Toby Roberts & Joyce Kremer (JWT London) during the Jonge Honden’s 24 Hour ‘Bever’ Pitch.
Simply put, the Jonge Honden 24 hour pitch is one of the most brilliantly insane experiences for young advertising creatives. With little time to prepare and even less to figure out what we had gotten ourselves into, we packed our bags and headed from London to Amsterdam. Web based research of the previous years lead us to believe that this would be no ordinary pitch. This proved to be correct.
We arrived at the Olympic stadium at 6pm for a briefing. As a non Dutch speaker taking it in proved challenging. However, when GPS navigators, fire lighters and walking shoes were introduced, it soon became apparent what the plan was. The client, Bever, specialises in everything ‘outdoors’, obviously a world away from the fancy coffee machines and iMacs of modern day advertising. Consequently, the pitch revolved around the idea ‘back to basics’. No computers, no internet, just good old-fashioned sketchbooks and scamps. Oh, and a nice healthy dose of the great outdoors in the form of a 40Km trek.
A world away from the fancy coffee machines and iMacs of modern day advertising
With the briefing completed, we set off in teams into the woods, to discuss initial thoughts on the project, and work out where we it was we were meant to be going. Each team was armed with, among other things, a GPS navigator, and a set of coordinates, forming checkpoints for the journey. At the first of these, after a few hours strolling through the forest, we were challenged to test our survival skills and light a campfire using our shiny new fire sticks – available at your nearest Bever, of course. With the fires lit, (turns out a layout pad is quite flammable) we set off on bikes for Haarlem.
Teams who lit their fires quickly were richly rewarded with a tandem, whilst the slower half had to make do with a single bike between two. After a few hours of precarious night cycling, we got a chance to take a look around one of the Bever stores. After some brain storming in one of the changing rooms, we made our way to a campsite for late night reviews with the old dogs, and the chance of a cheeky power nap in a €10,000 tent.
The following morning, we traded down our tandem for a single bike, which proved quite the challenge as an English man who has never cycled the ‘Dutch’ way before. We headed to the beach, where breakfast was served, and final ideas scamped up ready to present.

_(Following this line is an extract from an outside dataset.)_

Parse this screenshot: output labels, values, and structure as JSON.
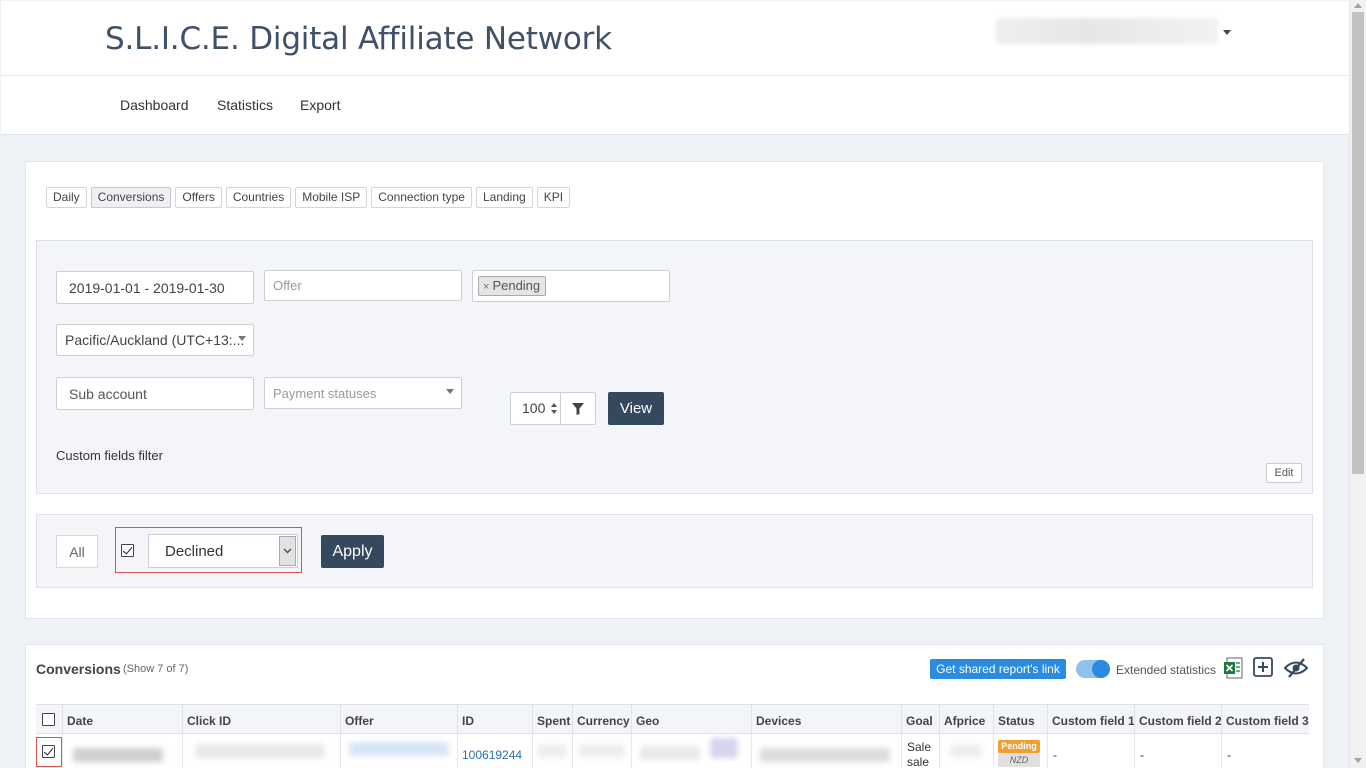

Before we had chance to blink, time was almost up and the deadline adrenaline had kicked in.
Apart from being a mad fun 24 hours and a great chance to make some new friends, there were a ton of valuable lessons we took away from the pitch.
Firstly the importance of immersing yourself in the world of any brand you are working on. If you find yourself working on a brief for a camping store, it turns out a spot of ‘light’ camping gets the creative juices flowing a treat.
Secondly, the amount you can get done in 24 hours when you really want to, even when balancing map reading with note taking, is phenomenal. If you can present an idea, sleep deprived at 5am in the back of someone’s car and make sense of it, you can present an idea anywhere. A late night at the office now feels (ironically) like a stroll in the park.
If you can present an idea, sleep deprived at 5am in the back of someone’s car and make sense of it, you can present an idea anywhere
Finally, computers are rubbish. They should be banned from any area where people are really trying to think creatively. It is so easy in the office to turn to the computer for a quick fix of procrastination or ‘research.’ It can be much harder to avoid the screen and just sit down with a pen and paper. Having taken part in this years ‘back to basics’ 24 hour pitch, and seen the quality of work produced away from the screen. It is very clear which of the two is more beneficial.